* **What the exercise asks**
Would you please give all the lines below again, exactly as they stand?

(Given entries begins)

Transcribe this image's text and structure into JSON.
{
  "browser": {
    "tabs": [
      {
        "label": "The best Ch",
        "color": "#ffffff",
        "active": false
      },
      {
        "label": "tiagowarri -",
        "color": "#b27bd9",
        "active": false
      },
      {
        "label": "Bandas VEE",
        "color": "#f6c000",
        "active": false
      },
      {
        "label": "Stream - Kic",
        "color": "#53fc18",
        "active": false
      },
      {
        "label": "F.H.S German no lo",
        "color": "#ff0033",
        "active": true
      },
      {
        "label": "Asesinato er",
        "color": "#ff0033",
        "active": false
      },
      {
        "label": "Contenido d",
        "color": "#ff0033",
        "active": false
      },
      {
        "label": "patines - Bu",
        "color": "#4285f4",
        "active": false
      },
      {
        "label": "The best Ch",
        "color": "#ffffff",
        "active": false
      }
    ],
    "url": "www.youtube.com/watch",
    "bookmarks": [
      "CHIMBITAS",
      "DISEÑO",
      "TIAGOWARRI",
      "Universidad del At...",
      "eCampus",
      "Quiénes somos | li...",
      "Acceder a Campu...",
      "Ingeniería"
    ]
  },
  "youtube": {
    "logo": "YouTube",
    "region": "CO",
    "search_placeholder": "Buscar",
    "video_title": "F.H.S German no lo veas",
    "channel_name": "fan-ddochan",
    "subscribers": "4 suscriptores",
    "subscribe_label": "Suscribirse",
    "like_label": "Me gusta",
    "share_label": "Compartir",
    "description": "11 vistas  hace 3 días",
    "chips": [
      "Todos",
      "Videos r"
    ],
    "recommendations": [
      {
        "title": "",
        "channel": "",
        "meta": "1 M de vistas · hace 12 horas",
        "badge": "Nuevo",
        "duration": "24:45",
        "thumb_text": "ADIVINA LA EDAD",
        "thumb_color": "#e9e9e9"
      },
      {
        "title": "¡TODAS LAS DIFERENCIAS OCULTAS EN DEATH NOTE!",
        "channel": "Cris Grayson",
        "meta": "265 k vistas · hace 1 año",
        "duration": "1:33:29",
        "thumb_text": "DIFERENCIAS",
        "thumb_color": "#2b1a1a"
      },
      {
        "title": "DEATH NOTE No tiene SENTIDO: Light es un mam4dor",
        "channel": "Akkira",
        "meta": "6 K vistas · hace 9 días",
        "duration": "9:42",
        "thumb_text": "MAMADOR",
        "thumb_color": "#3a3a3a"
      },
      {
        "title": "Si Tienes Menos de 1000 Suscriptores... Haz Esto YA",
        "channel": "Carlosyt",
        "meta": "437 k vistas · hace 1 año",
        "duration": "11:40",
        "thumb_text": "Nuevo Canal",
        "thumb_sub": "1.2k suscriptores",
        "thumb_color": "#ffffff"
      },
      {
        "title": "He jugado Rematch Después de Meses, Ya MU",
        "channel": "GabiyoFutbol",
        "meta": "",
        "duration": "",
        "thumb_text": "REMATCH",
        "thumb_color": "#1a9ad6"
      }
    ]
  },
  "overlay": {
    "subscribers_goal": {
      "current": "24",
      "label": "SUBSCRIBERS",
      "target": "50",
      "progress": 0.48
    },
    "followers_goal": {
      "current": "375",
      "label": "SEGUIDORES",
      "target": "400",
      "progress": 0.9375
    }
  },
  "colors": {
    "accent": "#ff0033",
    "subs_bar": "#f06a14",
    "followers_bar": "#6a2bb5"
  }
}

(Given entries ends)

* **Result**
Transcribe this image's text and structure into JSON.
{
  "browser": {
    "tabs": [
      {
        "label": "The best Ch",
        "color": "#ffffff",
        "active": false
      },
      {
        "label": "tiagowarri -",
        "color": "#b27bd9",
        "active": false
      },
      {
        "label": "Bandas VEE",
        "color": "#f6c000",
        "active": false
      },
      {
        "label": "Stream - Kic",
        "color": "#53fc18",
        "active": false
      },
      {
        "label": "F.H.S German no lo",
        "color": "#ff0033",
        "active": true
      },
      {
        "label": "Asesinato er",
        "color": "#ff0033",
        "active": false
      },
      {
        "label": "Contenido d",
        "color": "#ff0033",
        "active": false
      },
      {
        "label": "patines - Bu",
        "color": "#4285f4",
        "active": false
      },
      {
        "label": "The best Ch",
        "color": "#ffffff",
        "active": false
      }
    ],
    "url": "www.youtube.com/watch",
    "bookmarks": [
      "CHIMBITAS",
      "DISEÑO",
      "TIAGOWARRI",
      "Universidad del At...",
      "eCampus",
      "Quiénes somos | li...",
      "Acceder a Campu...",
      "Ingeniería"
    ]
  },
  "youtube": {
    "logo": "YouTube",
    "region": "CO",
    "search_placeholder": "Buscar",
    "video_title": "F.H.S German no lo veas",
    "channel_name": "fan-ddochan",
    "subscribers": "4 suscriptores",
    "subscribe_label": "Suscribirse",
    "like_label": "Me gusta",
    "share_label": "Compartir",
    "description": "11 vistas  hace 3 días",
    "chips": [
      "Todos",
      "Videos r"
    ],
    "recommendations": [
      {
        "title": "",
        "channel": "",
        "meta": "1 M de vistas · hace 12 horas",
        "badge": "Nuevo",
        "duration": "24:45",
        "thumb_text": "ADIVINA LA EDAD",
        "thumb_color": "#e9e9e9"
      },
      {
        "title": "¡TODAS LAS DIFERENCIAS OCULTAS EN DEATH NOTE!",
        "channel": "Cris Grayson",
        "meta": "265 k vistas · hace 1 año",
        "duration": "1:33:29",
        "thumb_text": "DIFERENCIAS",
        "thumb_color": "#2b1a1a"
      },
      {
        "title": "DEATH NOTE No tiene SENTIDO: Light es un mam4dor",
        "channel": "Akkira",
        "meta": "6 K vistas · hace 9 días",
        "duration": "9:42",
        "thumb_text": "MAMADOR",
        "thumb_color": "#3a3a3a"
      },
      {
        "title": "Si Tienes Menos de 1000 Suscriptores... Haz Esto YA",
        "channel": "Carlosyt",
        "meta": "437 k vistas · hace 1 año",
        "duration": "11:40",
        "thumb_text": "Nuevo Canal",
        "thumb_sub": "1.2k suscriptores",
        "thumb_color": "#ffffff"
      },
      {
        "title": "He jugado Rematch Después de Meses, Ya MU",
        "channel": "GabiyoFutbol",
        "meta": "",
        "duration": "",
        "thumb_text": "REMATCH",
        "thumb_color": "#1a9ad6"
      }
    ]
  },
  "overlay": {
    "subscribers_goal": {
      "current": "24",
      "label": "SUBSCRIBERS",
      "target": "50",
      "progress": 0.48
    },
    "followers_goal": {
      "current": "375",
      "label": "SEGUIDORES",
      "target": "400",
      "progress": 0.9375
    }
  },
  "colors": {
    "accent": "#ff0033",
    "subs_bar": "#f06a14",
    "followers_bar": "#6a2bb5"
  }
}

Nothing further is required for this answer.